Editor's Viewpoint: Marriage statistics and the poverty gap
Northern Ireland is a statistician's delight. The compact nature of the province and its diverse population has always made it the perfect place for social surveys.
Most of those have concentrated on the community divide and reactions to political developments, but the one published today by the Iona Institute, a religious lobby group, throws up a very surprising and hitherto unrecognised finding.
Using figures sourced from the NI Statistics and Research Agency, it revealed that the likelihood of someone getting married depends on their socio-economic class.
Just over 60% of upper professional workers are married compared to less than a third of unskilled workers. The obvious conclusion to be drawn is that some people are literally too poor to marry or, at least, feel they cannot afford the type of ceremony and lavish honeymoon they would like.
This finding is most surprising because there is a perception that Northern Ireland is a conservative society and that the inclination is towards marriage rather than co-habitating.
However, the figures do not bear that out. During the 1960s and early 1970s some 12,000 couples a year married compared to only 8,000 a year now, when the population is significantly larger.
As well as poverty another disincentive to marriage identified by the study is the welfare system where greater benefits can be obtained by those who are single. That would obviously affect those in the lower socio-economic classes rather than those in professional occupations.
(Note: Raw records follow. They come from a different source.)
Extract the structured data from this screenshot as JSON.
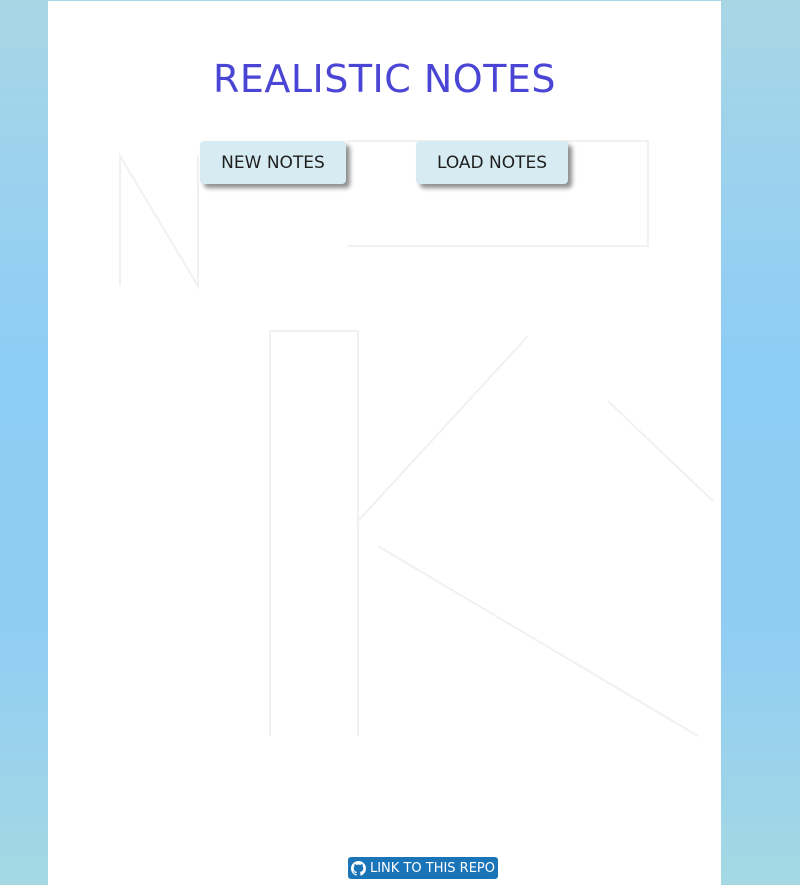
{
  "app": {
    "title": "REALISTIC NOTES"
  },
  "actions": {
    "new_label": "NEW NOTES",
    "load_label": "LOAD NOTES"
  },
  "footer": {
    "repo_link_label": "LINK TO THIS REPO",
    "repo_icon": "github-icon"
  },
  "colors": {
    "title": "#4a45d4",
    "button_bg": "#d6ebf2",
    "link_bg": "#1a74b8",
    "side_bg": "#90cdf4"
  }
}
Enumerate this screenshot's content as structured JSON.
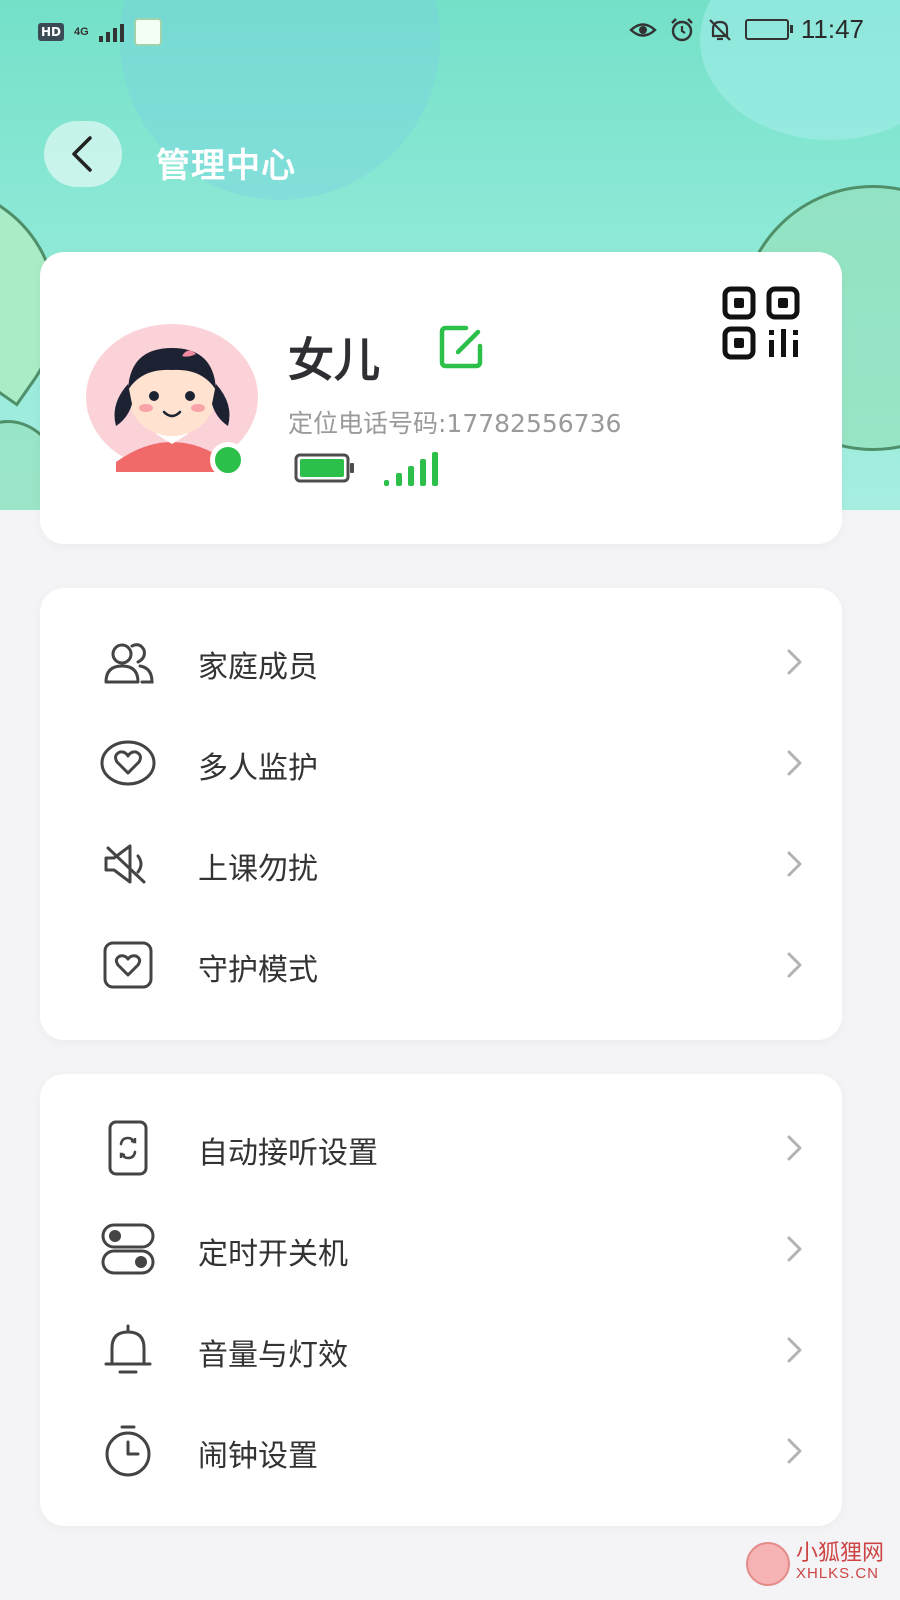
{
  "status_bar": {
    "hd_label": "HD",
    "network_label": "4G",
    "time": "11:47",
    "icons": [
      "eye-comfort-icon",
      "alarm-icon",
      "bell-off-icon",
      "battery-icon"
    ]
  },
  "header": {
    "title": "管理中心",
    "back_icon": "chevron-left-icon"
  },
  "profile": {
    "name": "女儿",
    "phone_line": "定位电话号码:17782556736",
    "online": true,
    "battery_level": 1.0,
    "signal_bars_active": 4,
    "signal_bars_total": 5,
    "accent_color": "#2cc04a"
  },
  "menu_group_1": {
    "items": [
      {
        "label": "家庭成员",
        "icon": "family-members-icon"
      },
      {
        "label": "多人监护",
        "icon": "heart-circle-icon"
      },
      {
        "label": "上课勿扰",
        "icon": "speaker-mute-icon"
      },
      {
        "label": "守护模式",
        "icon": "heart-box-icon"
      }
    ]
  },
  "menu_group_2": {
    "items": [
      {
        "label": "自动接听设置",
        "icon": "phone-auto-answer-icon"
      },
      {
        "label": "定时开关机",
        "icon": "toggle-switch-icon"
      },
      {
        "label": "音量与灯效",
        "icon": "bell-icon"
      },
      {
        "label": "闹钟设置",
        "icon": "timer-icon"
      }
    ]
  },
  "watermark": {
    "cn": "小狐狸网",
    "en": "XHLKS.CN"
  }
}
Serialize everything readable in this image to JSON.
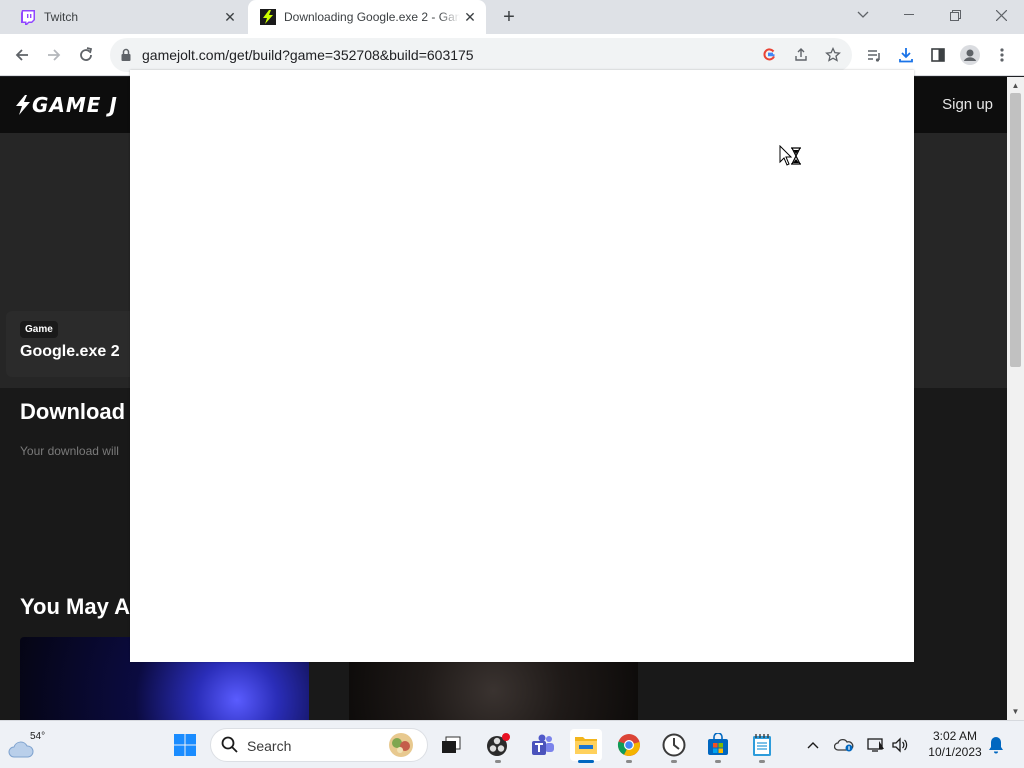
{
  "browser": {
    "tabs": [
      {
        "title": "Twitch",
        "active": false,
        "favicon": "twitch-icon"
      },
      {
        "title": "Downloading Google.exe 2 - Game Jolt",
        "active": true,
        "favicon": "gamejolt-icon"
      }
    ],
    "address": "gamejolt.com/get/build?game=352708&build=603175"
  },
  "page": {
    "header": {
      "logo": "GAME J",
      "signup": "Sign up"
    },
    "game_card": {
      "tag": "Game",
      "title": "Google.exe 2"
    },
    "download_heading": "Download",
    "download_sub": "Your download will",
    "may_heading": "You May A"
  },
  "taskbar": {
    "weather_temp": "54°",
    "search_label": "Search",
    "clock_time": "3:02 AM",
    "clock_date": "10/1/2023"
  },
  "colors": {
    "twitch": "#9146ff",
    "gamejolt_green": "#ccff00",
    "page_bg": "#191919",
    "windows_blue": "#0067c0"
  }
}
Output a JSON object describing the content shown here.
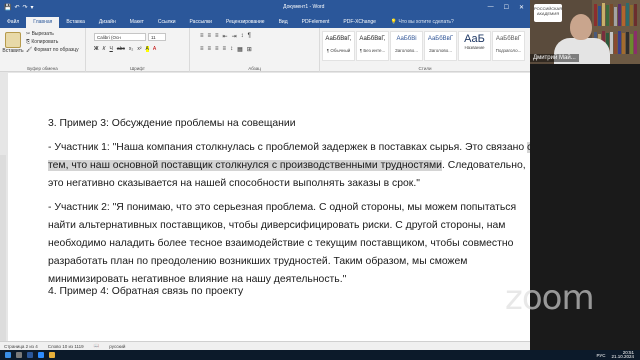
{
  "window": {
    "title": "Документ1 - Word",
    "qat": [
      "💾",
      "↶",
      "↷",
      "▾"
    ],
    "controls": [
      "—",
      "☐",
      "✕"
    ]
  },
  "ribbon_tabs": [
    "Файл",
    "Главная",
    "Вставка",
    "Дизайн",
    "Макет",
    "Ссылки",
    "Рассылки",
    "Рецензирование",
    "Вид",
    "PDFelement",
    "PDF-XChange"
  ],
  "tell_me": "Что вы хотите сделать?",
  "clipboard": {
    "paste_label": "Вставить",
    "cut": "Вырезать",
    "copy": "Копировать",
    "format_painter": "Формат по образцу",
    "group_label": "Буфер обмена"
  },
  "font": {
    "name": "Calibri (Осн",
    "size": "11",
    "format_buttons": [
      "Ж",
      "К",
      "Ч",
      "abc",
      "x₂",
      "x²",
      "A",
      "A"
    ],
    "group_label": "Шрифт"
  },
  "paragraph": {
    "row1": [
      "≡",
      "≡",
      "≡",
      "⇤",
      "⇥",
      "↕",
      "¶"
    ],
    "row2": [
      "≡",
      "≡",
      "≡",
      "≡",
      "↕",
      "▦",
      "⊞"
    ],
    "group_label": "Абзац"
  },
  "styles": {
    "items": [
      {
        "sample": "АаБбВвГ,",
        "name": "¶ Обычный",
        "big": false
      },
      {
        "sample": "АаБбВвГ,",
        "name": "¶ Без инте...",
        "big": false
      },
      {
        "sample": "АаБбВі",
        "name": "Заголово...",
        "big": false
      },
      {
        "sample": "АаБбВвГ",
        "name": "Заголово...",
        "big": false
      },
      {
        "sample": "АаБ",
        "name": "Название",
        "big": true
      },
      {
        "sample": "АаБбВвГ",
        "name": "Подзаголо...",
        "big": false
      }
    ],
    "group_label": "Стили"
  },
  "document": {
    "heading": "3. Пример 3: Обсуждение проблемы на совещании",
    "p1_pre": "   - Участник 1: \"Наша компания столкнулась с проблемой задержек в поставках сырья. Это связано ",
    "p1_sel": "с тем, что наш основной поставщик столкнулся с производственными трудностями",
    "p1_post": ". Следовательно, это негативно сказывается на нашей способности выполнять заказы в срок.\"",
    "p2": "   - Участник 2: \"Я понимаю, что это серьезная проблема. С одной стороны, мы можем попытаться найти альтернативных поставщиков, чтобы диверсифицировать риски. С другой стороны, нам необходимо наладить более тесное взаимодействие с текущим поставщиком, чтобы совместно разработать план по преодолению возникших трудностей. Таким образом, мы сможем минимизировать негативное влияние на нашу деятельность.\"",
    "next_heading": "4. Пример 4: Обратная связь по проекту"
  },
  "status": {
    "page": "Страница 2 из 4",
    "words": "Слово 10 из 1119",
    "lang": "русский"
  },
  "zoom": {
    "participant": "Дмитрий Май...",
    "badge": "РОССИЙСКАЯ АКАДЕМИЯ",
    "wordmark": "zoom"
  },
  "taskbar": {
    "time": "20:51",
    "date": "21.10.2024",
    "lang": "РУС"
  },
  "colors": {
    "word_blue": "#2b579a",
    "selection": "#d4d4d4",
    "taskbar": "#0c1a2a"
  }
}
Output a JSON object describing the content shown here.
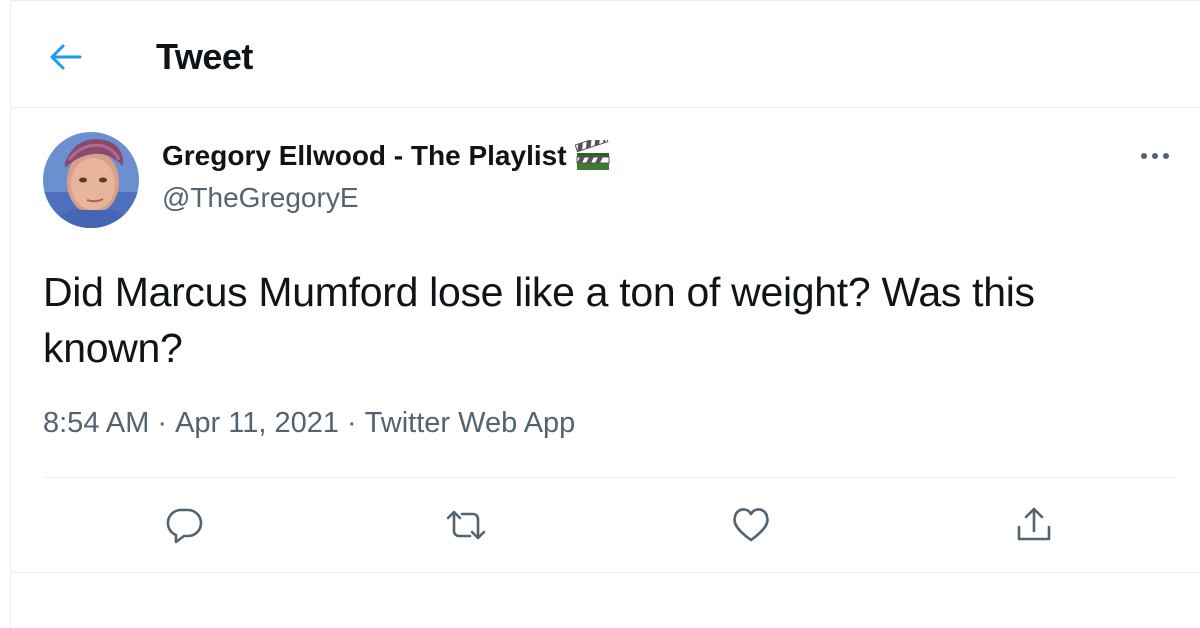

As the Iona Institute says, the figures should spark a debate on inequality in Northern Ireland society and how the gap between the haves and the have nots can be closed. That is obviously a debate which would be best held among the local political parties if devolved government is restored, although some of the comments emanating from the main players yesterday dampened the optimism that a breakthrough is imminent.
It is ironic that this survey should be published on Valentine's Day, when thoughts of many turn toward the idea of love. But it seems the price of love is too much for some.
Perhaps they should realise that money cannot buy happiness, but that marriage, statistically at least, can help mitigate disadvantage in life. That was a lesson learned by previous generations, and perhaps today's couples should pay heed.